The great bison chase continues

  Fifteen bison thundered along a barbed-wire fence in West Yellowstone while officials from the Montana Department of Livestock chased them from snowmobiles in December. After running the herd for a half an hour through a privately owned field, officials cornered eight. Then they shot blanks from rifles into the air, set off firecrackers and yelled until the lead bison jumped the fence. One by one, the rest of the herd followed, lumbering back into Yellowstone National Park.


So far this winter, department staffers have chased over 500 of the animals from state and private land, maintaining Montana's brucellosis-free status, says Marc Bridges, acting director of the state's livestock agency. The alternative is killing bison, he adds.

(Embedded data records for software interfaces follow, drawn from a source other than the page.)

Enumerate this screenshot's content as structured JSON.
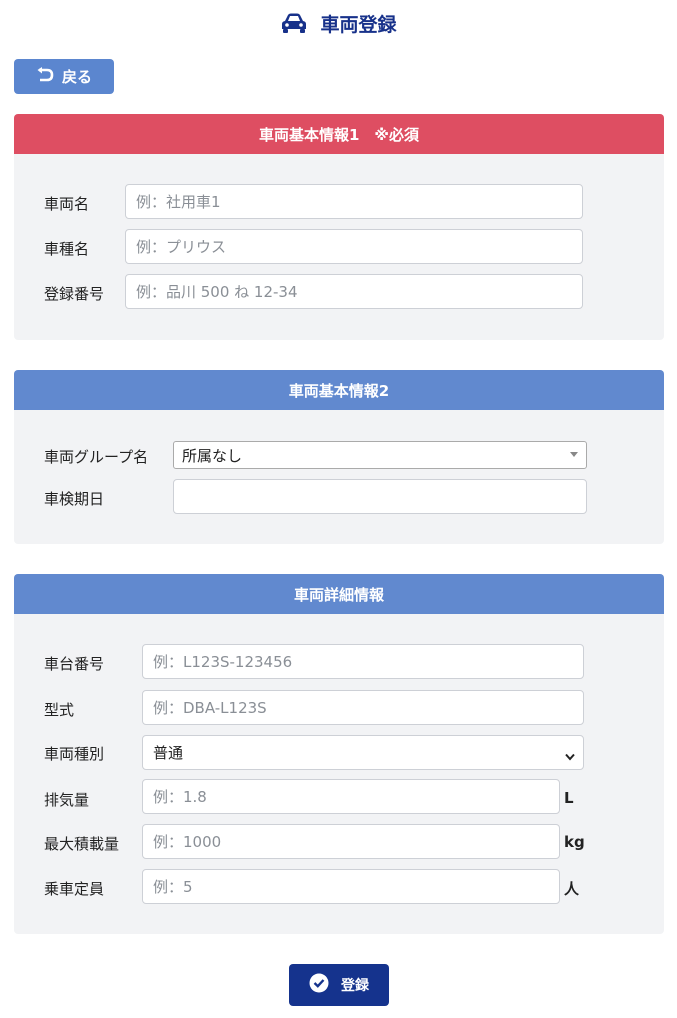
{
  "header": {
    "title": "車両登録",
    "icon": "car-icon"
  },
  "back_button": {
    "label": "戻る",
    "icon": "return-arrow-icon"
  },
  "section1": {
    "title": "車両基本情報1　※必須",
    "fields": {
      "vehicle_name": {
        "label": "車両名",
        "placeholder": "例：社用車1"
      },
      "car_model": {
        "label": "車種名",
        "placeholder": "例：プリウス"
      },
      "registration_number": {
        "label": "登録番号",
        "placeholder": "例：品川 500 ね 12-34"
      }
    }
  },
  "section2": {
    "title": "車両基本情報2",
    "fields": {
      "vehicle_group": {
        "label": "車両グループ名",
        "value": "所属なし"
      },
      "inspection_date": {
        "label": "車検期日",
        "value": ""
      }
    }
  },
  "section3": {
    "title": "車両詳細情報",
    "fields": {
      "chassis_number": {
        "label": "車台番号",
        "placeholder": "例：L123S-123456"
      },
      "model_code": {
        "label": "型式",
        "placeholder": "例：DBA-L123S"
      },
      "vehicle_type": {
        "label": "車両種別",
        "value": "普通"
      },
      "displacement": {
        "label": "排気量",
        "placeholder": "例：1.8",
        "unit": "L"
      },
      "max_load": {
        "label": "最大積載量",
        "placeholder": "例：1000",
        "unit": "kg"
      },
      "capacity": {
        "label": "乗車定員",
        "placeholder": "例：5",
        "unit": "人"
      }
    }
  },
  "submit_button": {
    "label": "登録",
    "icon": "check-circle-icon"
  },
  "colors": {
    "primary_dark": "#15338d",
    "header_blue": "#6189cf",
    "required_red": "#de4e62",
    "back_button": "#5b86cf"
  }
}
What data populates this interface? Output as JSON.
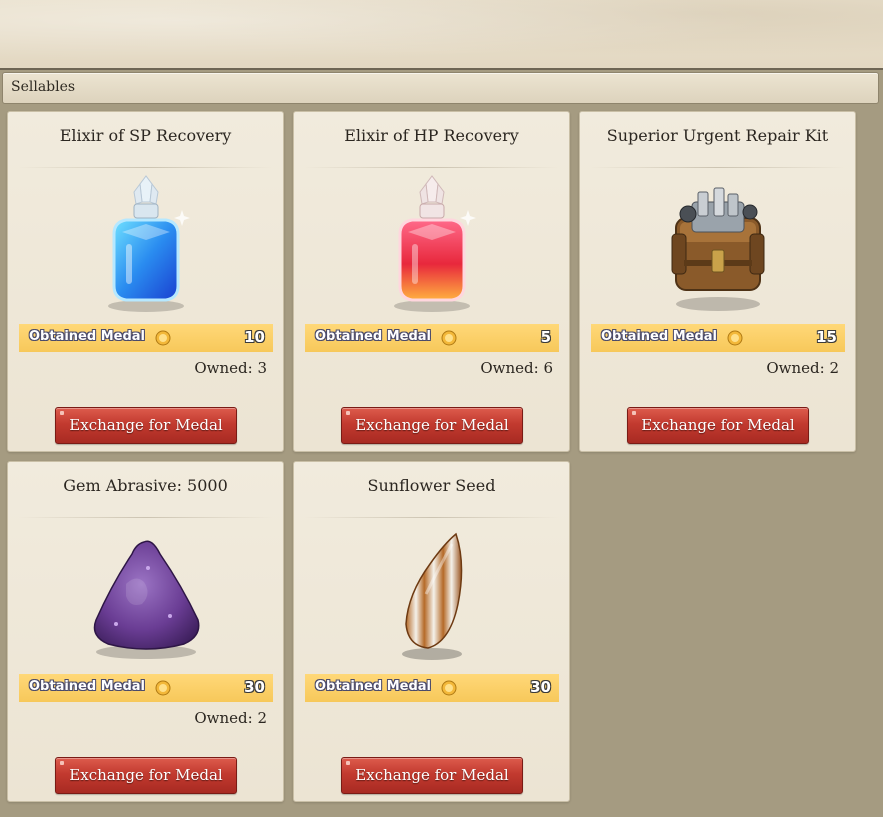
{
  "section": {
    "title": "Sellables"
  },
  "items": [
    {
      "name": "Elixir of SP Recovery",
      "medal_label": "Obtained Medal",
      "medal_value": "10",
      "owned": "Owned: 3",
      "button": "Exchange for Medal",
      "icon": "blue-elixir-bottle-icon"
    },
    {
      "name": "Elixir of HP Recovery",
      "medal_label": "Obtained Medal",
      "medal_value": "5",
      "owned": "Owned: 6",
      "button": "Exchange for Medal",
      "icon": "red-elixir-bottle-icon"
    },
    {
      "name": "Superior Urgent Repair Kit",
      "medal_label": "Obtained Medal",
      "medal_value": "15",
      "owned": "Owned: 2",
      "button": "Exchange for Medal",
      "icon": "repair-kit-icon"
    },
    {
      "name": "Gem Abrasive: 5000",
      "medal_label": "Obtained Medal",
      "medal_value": "30",
      "owned": "Owned: 2",
      "button": "Exchange for Medal",
      "icon": "purple-abrasive-pile-icon"
    },
    {
      "name": "Sunflower Seed",
      "medal_label": "Obtained Medal",
      "medal_value": "30",
      "owned": "",
      "button": "Exchange for Medal",
      "icon": "sunflower-seed-icon"
    }
  ],
  "colors": {
    "medal_bar": "#f7c85a",
    "button_red": "#c23a2f",
    "panel_bg": "#a59b81",
    "card_bg": "#efe8d9"
  }
}
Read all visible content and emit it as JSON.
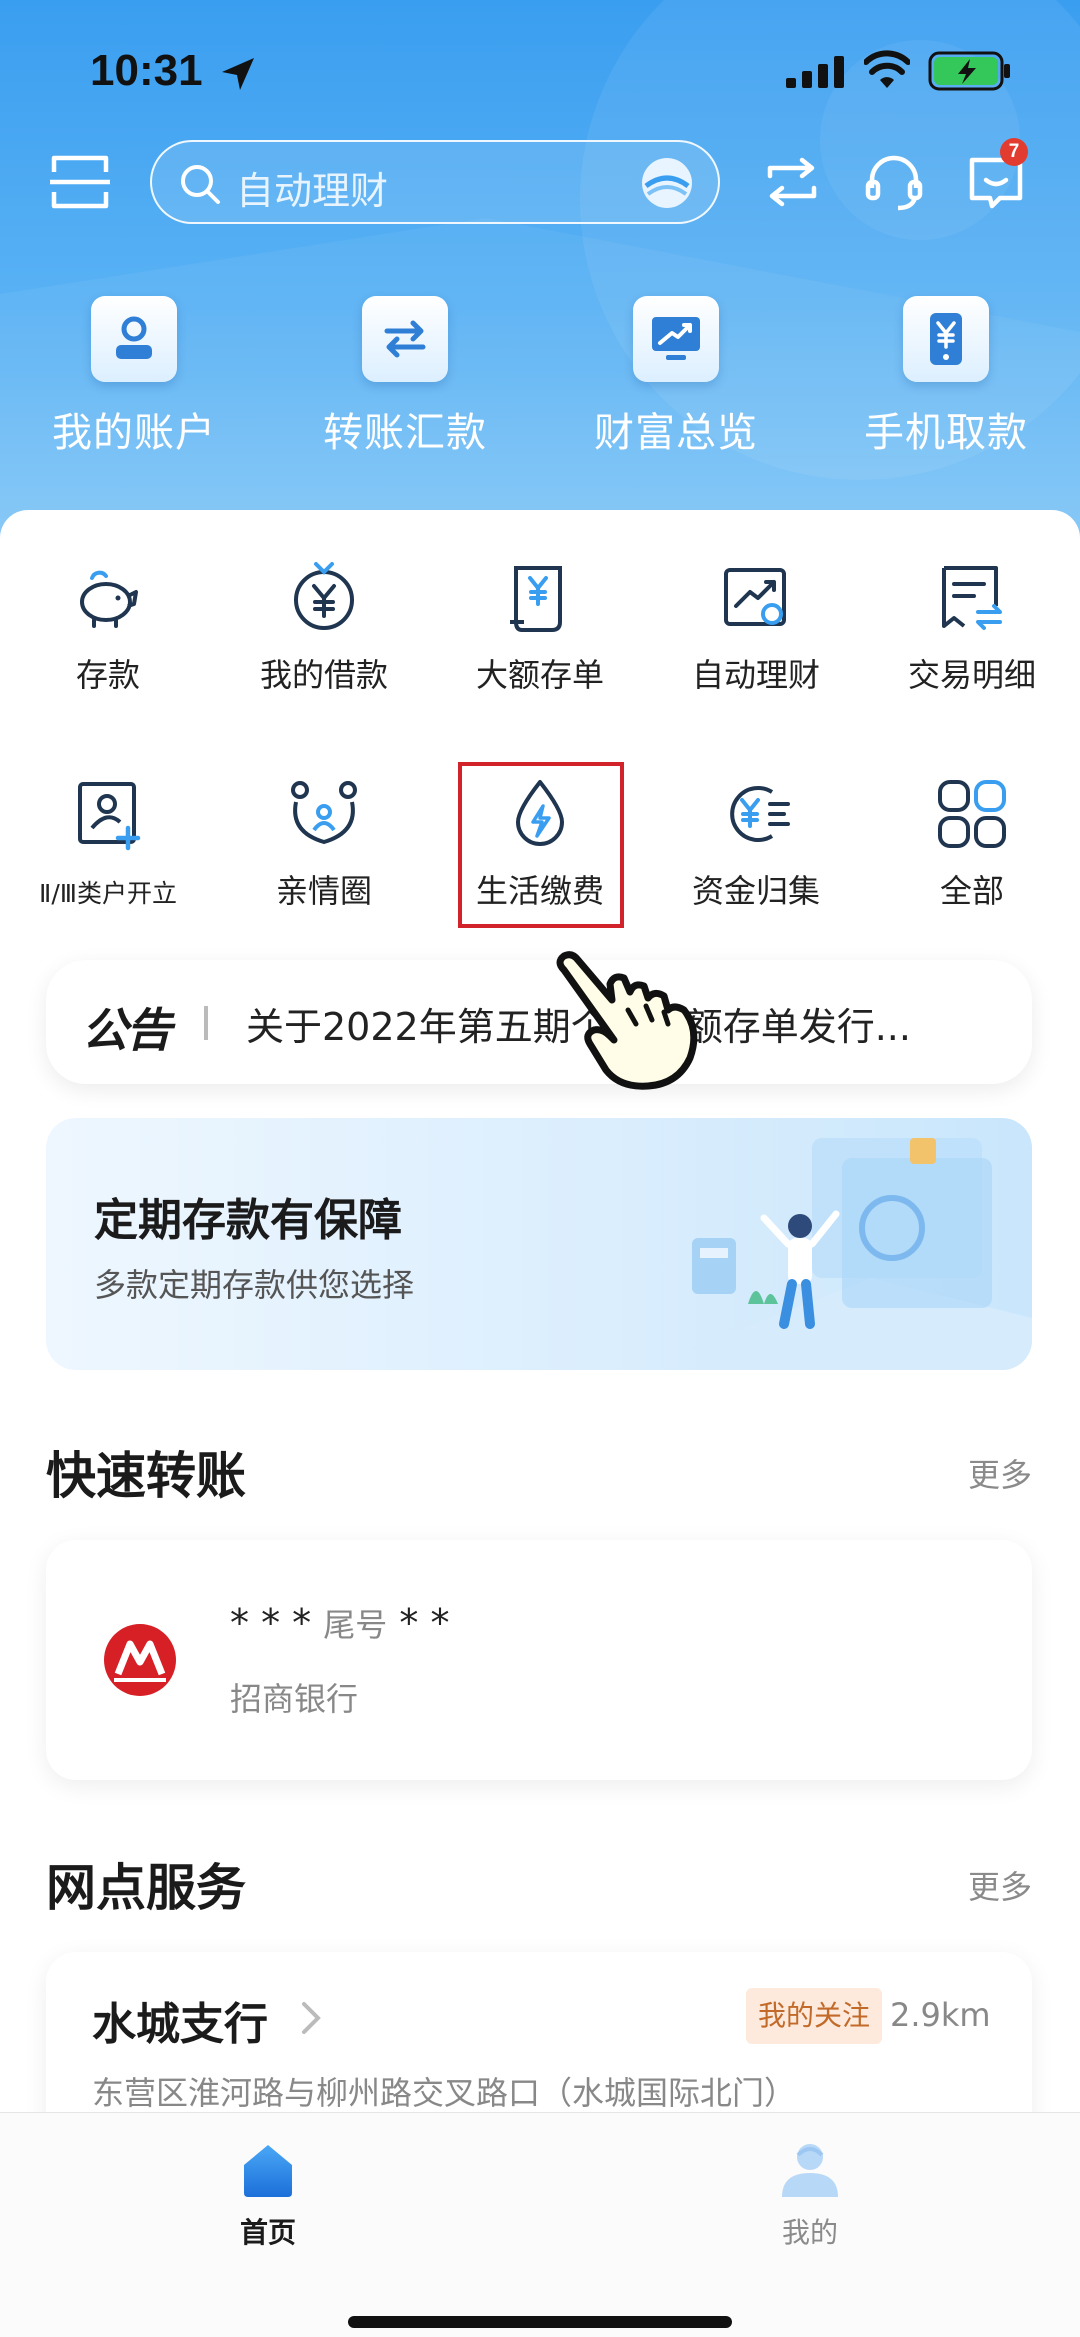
{
  "status_bar": {
    "time": "10:31"
  },
  "header": {
    "search_placeholder": "自动理财",
    "message_badge": "7",
    "quick_actions": [
      {
        "label": "我的账户",
        "icon": "account-icon"
      },
      {
        "label": "转账汇款",
        "icon": "transfer-icon"
      },
      {
        "label": "财富总览",
        "icon": "wealth-chart-icon"
      },
      {
        "label": "手机取款",
        "icon": "phone-withdraw-icon"
      }
    ]
  },
  "services": {
    "row1": [
      {
        "label": "存款",
        "icon": "piggy-bank-icon"
      },
      {
        "label": "我的借款",
        "icon": "loan-icon"
      },
      {
        "label": "大额存单",
        "icon": "certificate-icon"
      },
      {
        "label": "自动理财",
        "icon": "auto-finance-icon"
      },
      {
        "label": "交易明细",
        "icon": "transaction-detail-icon"
      }
    ],
    "row2": [
      {
        "label": "Ⅱ/Ⅲ类户开立",
        "icon": "open-account-icon"
      },
      {
        "label": "亲情圈",
        "icon": "family-circle-icon"
      },
      {
        "label": "生活缴费",
        "icon": "utility-payment-icon",
        "highlighted": true
      },
      {
        "label": "资金归集",
        "icon": "fund-collection-icon"
      },
      {
        "label": "全部",
        "icon": "all-services-icon"
      }
    ]
  },
  "notice": {
    "tag": "公告",
    "text": "关于2022年第五期个人大额存单发行..."
  },
  "banner": {
    "title": "定期存款有保障",
    "subtitle": "多款定期存款供您选择"
  },
  "quick_transfer": {
    "title": "快速转账",
    "more": "更多",
    "payee": {
      "name": "* * *",
      "tail_label": "尾号",
      "tail": "* *",
      "bank": "招商银行"
    }
  },
  "branch_service": {
    "title": "网点服务",
    "more": "更多",
    "branch": {
      "name": "水城支行",
      "tag": "我的关注",
      "distance": "2.9km",
      "address": "东营区淮河路与柳州路交叉路口（水城国际北门）"
    }
  },
  "tabbar": {
    "items": [
      {
        "label": "首页",
        "active": true,
        "icon": "home-icon"
      },
      {
        "label": "我的",
        "active": false,
        "icon": "profile-icon"
      }
    ]
  },
  "colors": {
    "primary": "#3a9ef0",
    "accent_icon": "#1f4a7a",
    "highlight": "#d2232a",
    "follow_tag_bg": "#fdeadc"
  }
}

Activists with the group Buffalo Nations, who are camped near here for the second winter, call the department's actions inhumane and unnecessary. "Hazing bison back into the park or capturing them uses up energy resources the animals need to survive the winter," says activist Leo Brennen. "It would be more humane to shoot the animals. Hazing is ultimately the same thing as killing them." Two activists were arrested in January while protesting the hazing.


The federal Animal and Plant Health Inspection Service has said there is little risk of calves, yearlings and bulls spreading brucellosis to cattle if they leave the park for limited amounts of time. Nonetheless, the Department of Livestock has started work on a capture pen near Horse Butte, where officials will catch bison and test them for brucellosis. All animals that test positive will be killed.


*Rachel Odell